Coconut Milk Kefir

You can see a video of how I make my coconut milk kefir in this post. Our favorite way to use the thinner, diluted kefir is in our morning fruit smoothies (it’s incredible with frozen strawberries, bananas and honey) and also poured over our homemade soaked granola.

The thicker kefir (undiluted) is just lovely used as a cream with fresh fruit, or like a dollop of sour cream on Mexican food. It also works nicely in place of yogurt, and is delicious with frozen berries, almonds and a bit of honey.

Cashew Cream

Speaking of whipped cream, cashew cream is another yummy alternative. My husband and daughter didn’t like it as much as my son and I did, so it may not appeal to everyone, but I thought it was quite delicious if you enjoy cashews.

I thought that Kimi at The Nourishing Gourmet had a recipe for a sweet cashew cream, but it turns out hers is for Garlicky Cashew Sour Cream. But, you could take that basic recipe and method, and instead of the lemon, garlic and cucumbers, you could add a bit of sweetener like raw honey or Sucanat and some vanilla, and voila. Sweet Cashew Whipped Cream!

Just make sure that when you’re using nuts to soak them overnight first. This breaks down the enzyme inhibitors in nuts, making them easier on the digestive system and making their nutrients much more readily absorbable.

Cheese Crackers

This one Cheese-It Cracker recipe has made being dairy-free tolerable. I know, a dramatic statement, but it may almost be true. It has a strong flavor, that honestly tastes almost fake (like cheesy Doritos), except it doesn’t really taste fake. It’s hard to describe, but they are truly tasty.

A few examples of the ways that we eat these babies:

  • Crumbled in our taco salad.
  • Crumbled and sprinkled on top of soups, like Tomato or Garden Chowder.
  • On top of “pizzas”, like our Zucchini Pizzas, or even a slice of gluten-free bread slathered in pizza sauce. Nope, they don’t melt in the toaster oven, but they taste good warm, browned and slightly crispy.
  • Crumbled (yes, note the theme here) in sandwich wraps or soft tacos.
  • Simply as a cracker.

I don’t bother to score mine and make them into nice cracker shapes. I simply break them apart after. You could score them when they’re partially dehydrated so that they break apart into perfect cracker shapes instead.

Cheese Sauce

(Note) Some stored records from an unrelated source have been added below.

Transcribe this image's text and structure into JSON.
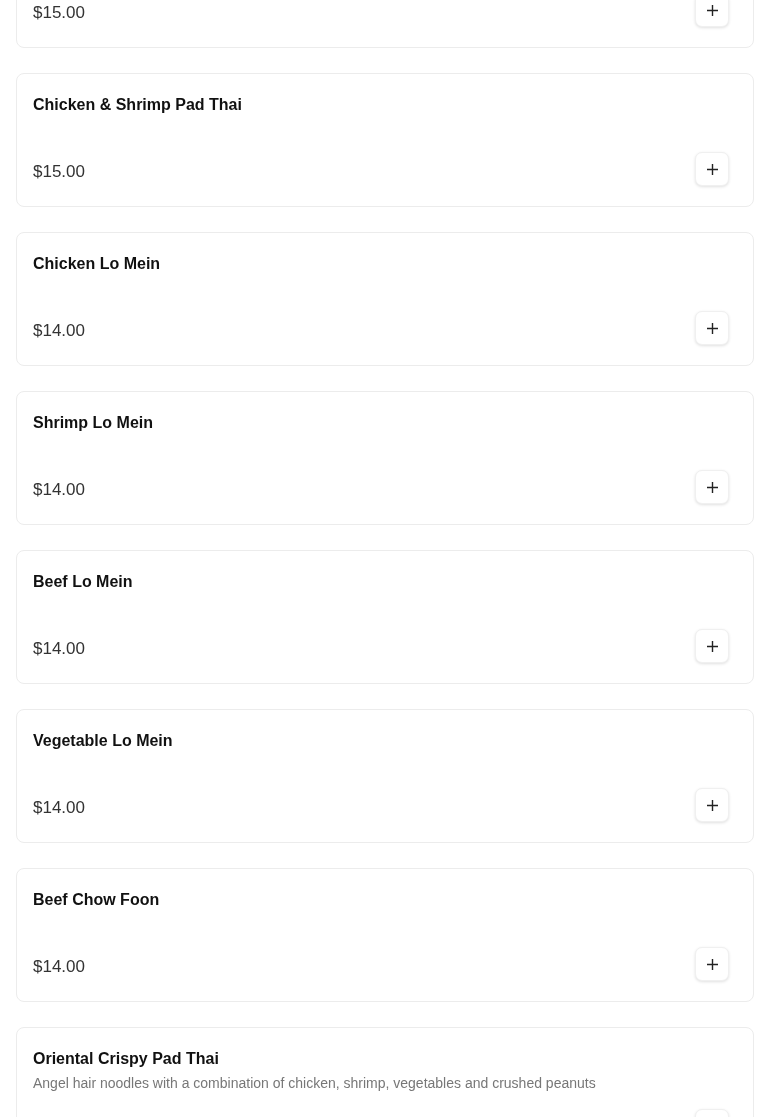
{
  "menu_items": [
    {
      "price": "$15.00"
    },
    {
      "name": "Chicken & Shrimp Pad Thai",
      "price": "$15.00"
    },
    {
      "name": "Chicken Lo Mein",
      "price": "$14.00"
    },
    {
      "name": "Shrimp Lo Mein",
      "price": "$14.00"
    },
    {
      "name": "Beef Lo Mein",
      "price": "$14.00"
    },
    {
      "name": "Vegetable Lo Mein",
      "price": "$14.00"
    },
    {
      "name": "Beef Chow Foon",
      "price": "$14.00"
    },
    {
      "name": "Oriental Crispy Pad Thai",
      "description": "Angel hair noodles with a combination of chicken, shrimp, vegetables and crushed peanuts"
    }
  ]
}
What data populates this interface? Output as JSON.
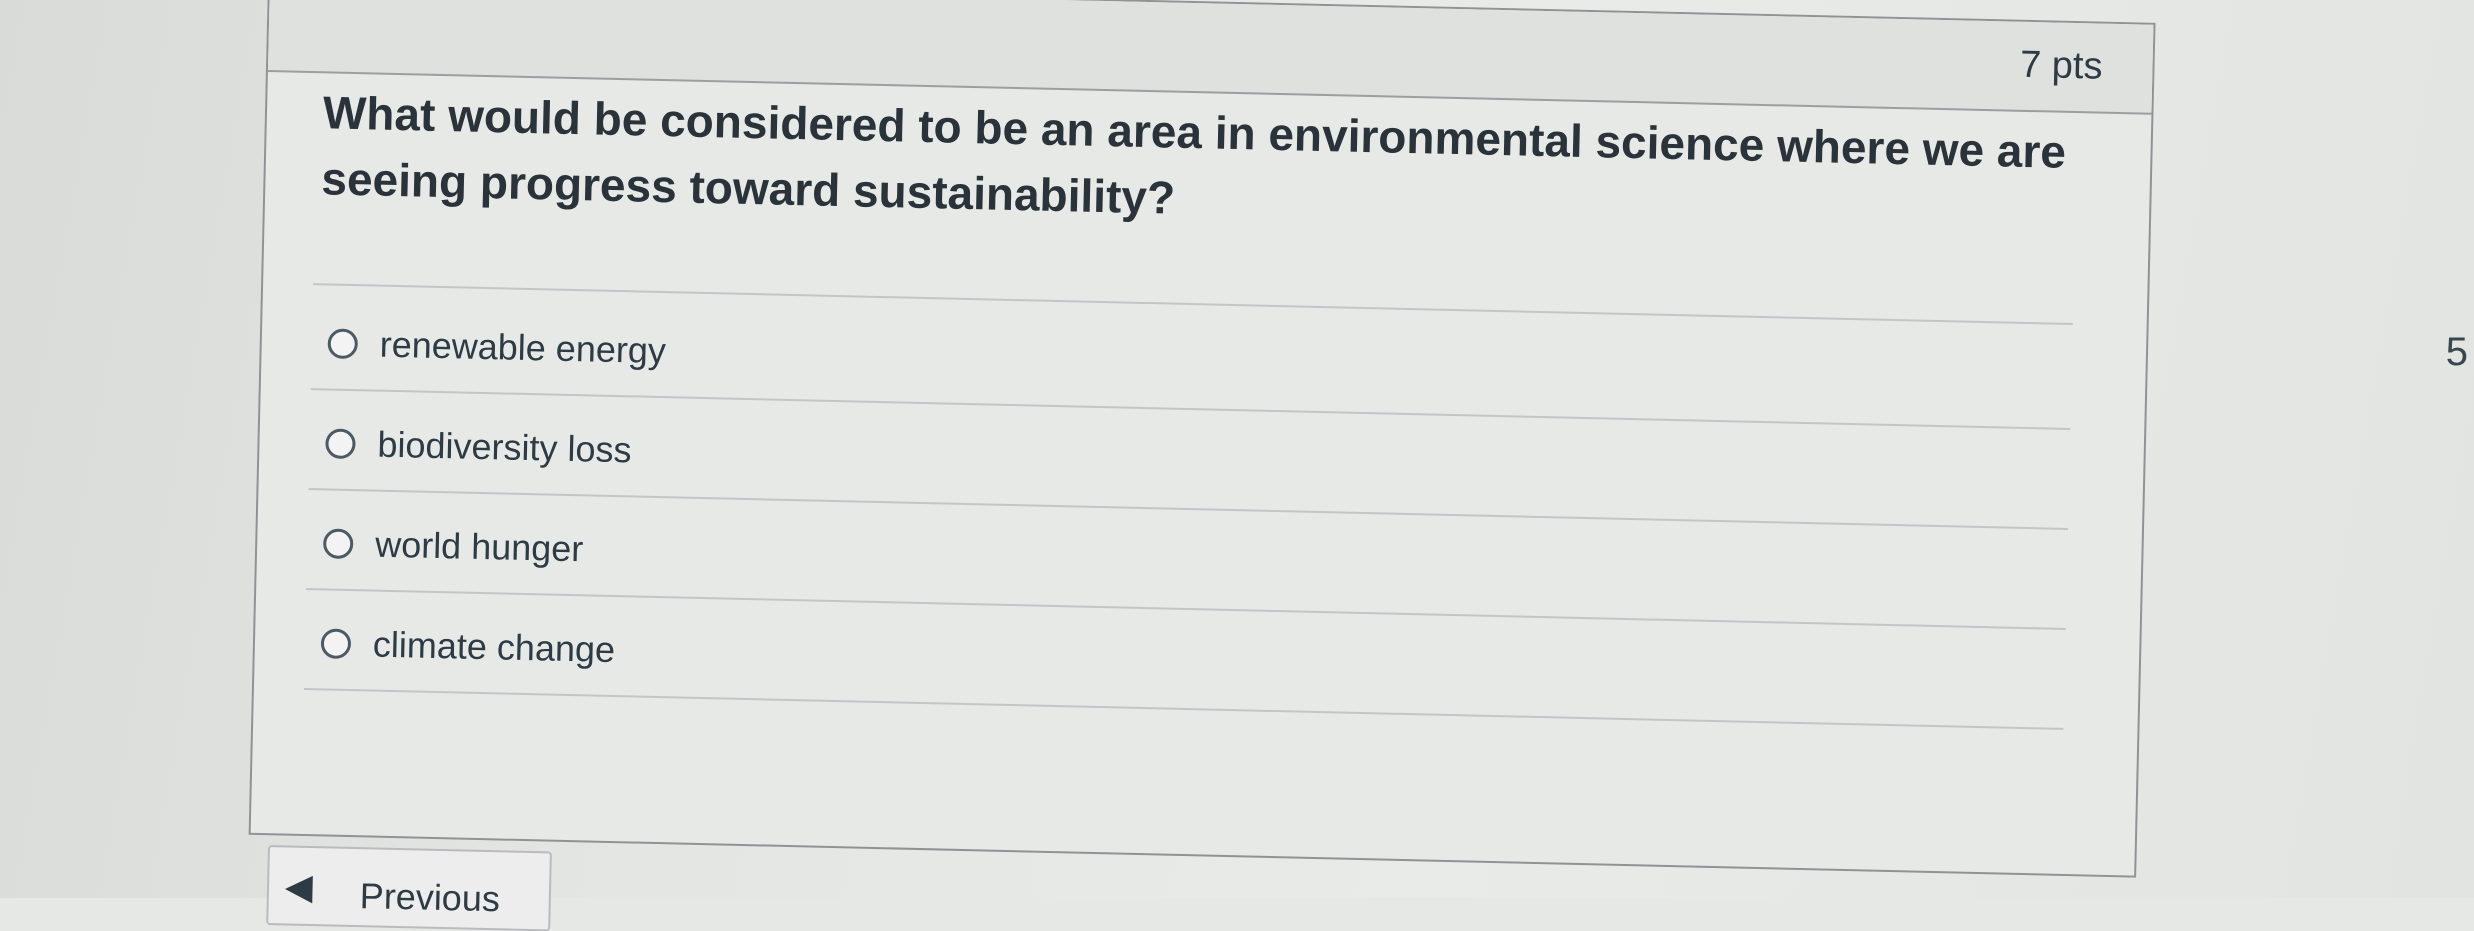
{
  "question": {
    "points": "7 pts",
    "text": "What would be considered to be an area in environmental science where we are seeing progress toward sustainability?",
    "answers": [
      {
        "label": "renewable energy"
      },
      {
        "label": "biodiversity loss"
      },
      {
        "label": "world hunger"
      },
      {
        "label": "climate change"
      }
    ]
  },
  "navigation": {
    "previous_label": "Previous",
    "previous_arrow": "◀"
  },
  "edge": {
    "glyph": "5"
  }
}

This sauce is basically the above cheese cracker recipe, but before it’s dehydrated. I like to mix this with rice pasta for “mac & cheese”. You could also use it in place of a cheesy white sauce in any casserole type recipe. It’s so simple to whip up in the dehydrator, so it is a handy recipes for quick meals.

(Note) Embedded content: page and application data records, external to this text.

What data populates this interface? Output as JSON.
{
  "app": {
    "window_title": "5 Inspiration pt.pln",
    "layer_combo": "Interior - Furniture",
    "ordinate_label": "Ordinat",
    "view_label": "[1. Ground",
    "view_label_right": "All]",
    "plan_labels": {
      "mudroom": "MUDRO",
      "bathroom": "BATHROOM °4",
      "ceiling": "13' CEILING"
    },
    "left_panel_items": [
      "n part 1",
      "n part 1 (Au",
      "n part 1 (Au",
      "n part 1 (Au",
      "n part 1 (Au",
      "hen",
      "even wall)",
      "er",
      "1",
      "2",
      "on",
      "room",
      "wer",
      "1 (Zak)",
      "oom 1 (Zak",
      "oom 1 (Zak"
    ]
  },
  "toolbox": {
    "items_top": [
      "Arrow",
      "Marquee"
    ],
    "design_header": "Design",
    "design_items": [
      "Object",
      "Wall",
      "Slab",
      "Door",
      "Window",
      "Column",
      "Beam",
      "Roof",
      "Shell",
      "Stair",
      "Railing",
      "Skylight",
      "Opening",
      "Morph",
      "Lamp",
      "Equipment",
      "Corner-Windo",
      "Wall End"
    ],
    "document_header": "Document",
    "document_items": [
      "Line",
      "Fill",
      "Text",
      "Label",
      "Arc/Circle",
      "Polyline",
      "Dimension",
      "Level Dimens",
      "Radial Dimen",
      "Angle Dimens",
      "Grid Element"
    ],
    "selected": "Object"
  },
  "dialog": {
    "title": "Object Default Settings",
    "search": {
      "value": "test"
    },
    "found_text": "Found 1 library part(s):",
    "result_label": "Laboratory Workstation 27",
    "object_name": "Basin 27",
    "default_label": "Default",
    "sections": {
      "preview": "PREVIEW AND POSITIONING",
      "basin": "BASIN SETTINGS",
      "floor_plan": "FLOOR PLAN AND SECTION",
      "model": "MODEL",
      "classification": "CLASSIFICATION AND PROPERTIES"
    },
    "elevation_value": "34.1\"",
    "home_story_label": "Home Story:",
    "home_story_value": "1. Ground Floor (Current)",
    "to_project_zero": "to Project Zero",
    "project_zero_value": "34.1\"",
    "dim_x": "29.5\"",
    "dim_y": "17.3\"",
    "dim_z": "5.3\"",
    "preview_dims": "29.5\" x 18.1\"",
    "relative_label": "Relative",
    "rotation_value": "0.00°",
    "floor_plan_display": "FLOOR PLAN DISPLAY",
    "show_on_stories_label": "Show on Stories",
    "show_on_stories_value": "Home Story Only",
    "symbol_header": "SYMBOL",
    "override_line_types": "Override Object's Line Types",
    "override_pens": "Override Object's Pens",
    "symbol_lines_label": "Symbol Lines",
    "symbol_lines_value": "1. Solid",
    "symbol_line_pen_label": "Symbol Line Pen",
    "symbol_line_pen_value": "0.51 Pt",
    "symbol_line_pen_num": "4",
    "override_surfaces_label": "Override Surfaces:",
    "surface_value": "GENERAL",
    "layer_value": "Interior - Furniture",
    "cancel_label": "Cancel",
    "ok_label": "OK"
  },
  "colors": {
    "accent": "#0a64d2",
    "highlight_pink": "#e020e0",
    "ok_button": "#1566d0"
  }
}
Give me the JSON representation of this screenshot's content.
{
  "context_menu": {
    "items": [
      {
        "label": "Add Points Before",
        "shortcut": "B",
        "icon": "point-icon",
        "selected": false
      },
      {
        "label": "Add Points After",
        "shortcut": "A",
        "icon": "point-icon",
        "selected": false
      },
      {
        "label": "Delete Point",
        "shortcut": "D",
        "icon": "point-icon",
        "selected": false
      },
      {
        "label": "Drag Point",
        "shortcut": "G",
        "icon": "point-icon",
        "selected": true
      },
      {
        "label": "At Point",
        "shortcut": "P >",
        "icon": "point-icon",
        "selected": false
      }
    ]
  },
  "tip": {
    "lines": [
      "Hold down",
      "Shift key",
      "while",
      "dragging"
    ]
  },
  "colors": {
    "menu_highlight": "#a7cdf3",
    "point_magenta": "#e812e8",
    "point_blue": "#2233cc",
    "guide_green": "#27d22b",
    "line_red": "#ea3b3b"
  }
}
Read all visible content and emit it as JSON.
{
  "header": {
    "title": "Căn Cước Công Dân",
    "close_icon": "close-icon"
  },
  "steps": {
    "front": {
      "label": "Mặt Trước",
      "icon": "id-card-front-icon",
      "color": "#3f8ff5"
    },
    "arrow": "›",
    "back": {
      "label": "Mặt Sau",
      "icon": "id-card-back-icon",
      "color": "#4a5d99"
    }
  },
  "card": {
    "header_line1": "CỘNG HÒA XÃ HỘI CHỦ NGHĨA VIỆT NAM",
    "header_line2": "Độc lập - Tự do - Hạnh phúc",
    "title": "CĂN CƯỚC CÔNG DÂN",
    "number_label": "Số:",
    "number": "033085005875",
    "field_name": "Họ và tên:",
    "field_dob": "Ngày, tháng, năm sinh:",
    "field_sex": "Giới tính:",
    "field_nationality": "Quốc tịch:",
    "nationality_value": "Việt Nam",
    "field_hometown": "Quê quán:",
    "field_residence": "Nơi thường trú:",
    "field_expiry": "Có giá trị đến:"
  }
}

Another great way to make a “cheese” sauce is to use the sauce from the Dijon Scalloped Potatoes below. It’s not exactly cheesy, but it will substitute fairly well. You can omit the onions if you want it to pour over veggies, like cauliflower or broccoli. Adding some brewer’s yeast flakes to the sauce will enhance the cheese flavor, as will a bit of extra salt.

Dijon Scalloped Potatoes

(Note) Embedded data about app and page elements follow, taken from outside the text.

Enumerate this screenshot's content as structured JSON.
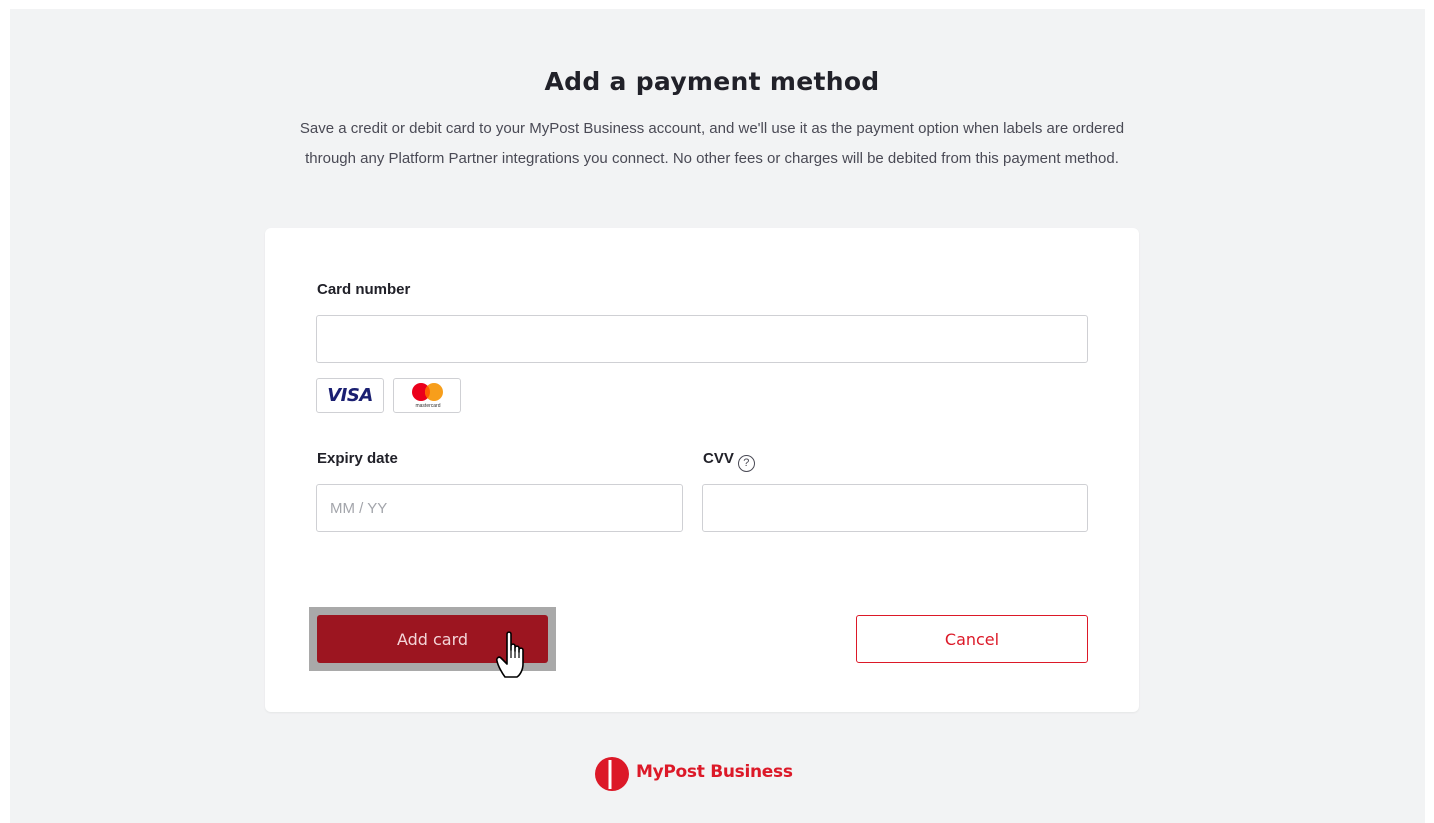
{
  "header": {
    "title": "Add a payment method",
    "description": "Save a credit or debit card to your MyPost Business account, and we'll use it as the payment option when labels are ordered through any Platform Partner integrations you connect. No other fees or charges will be debited from this payment method."
  },
  "form": {
    "card_number": {
      "label": "Card number",
      "value": "",
      "placeholder": ""
    },
    "accepted_cards": [
      {
        "name": "VISA",
        "icon": "visa-logo"
      },
      {
        "name": "mastercard",
        "icon": "mastercard-logo"
      }
    ],
    "expiry": {
      "label": "Expiry date",
      "value": "",
      "placeholder": "MM / YY"
    },
    "cvv": {
      "label": "CVV",
      "value": "",
      "placeholder": "",
      "help_icon": "question-circle-icon"
    },
    "add_button_label": "Add card",
    "cancel_button_label": "Cancel"
  },
  "footer": {
    "brand": "MyPost Business",
    "logo_icon": "australia-post-logo"
  },
  "colors": {
    "background": "#f2f3f4",
    "primary_button": "#9c1520",
    "accent_red": "#dc1928",
    "title_text": "#212129"
  }
}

I fell in love with this recipe when we were first married. It’s from a vegan cookbook, How It All Vegan. Though I’m certainly no vegan (I’m pretty sure I’m the exact opposite of a vegan!), I really do enjoy a good vegetarian/vegan cookbook because they have so many wonderful recipes that use vegetables, beans and legumes, etc. in creative and delicious ways.

No, it’s not exactly like typical scalloped potatoes smothered in a creamy sauce with melted cheese, but it really tastes pretty good. I’ve served it to guests many times and everyone always seems to truly enjoy it.

Potato Cheese

So I haven’t actually tried this one yet, but I’m eager to! It’s listed under the Fermented Vegetable section in Nourishing Traditions. It is basically fermented mashed potatoes, or so it seems. It is from a frugal housewives handbook from the 1800’s.

It sounds fascinating. And I honestly have no idea if we’ll like it. But hey… we like potatoes. And cheese. So why not potatoes that taste sort of cheesy? Has anybody actually tried this recipe?

This certainly isn’t an exhaustive list of dairy alternatives, but these are some that make being dairy-free a whole lot easier. We are learning that there are plenty of great options for meals and snacks without dairy products, if we’re willing to be just a little bit creative!

What are some dairy alternatives that your family enjoys? Any recipes to share with us?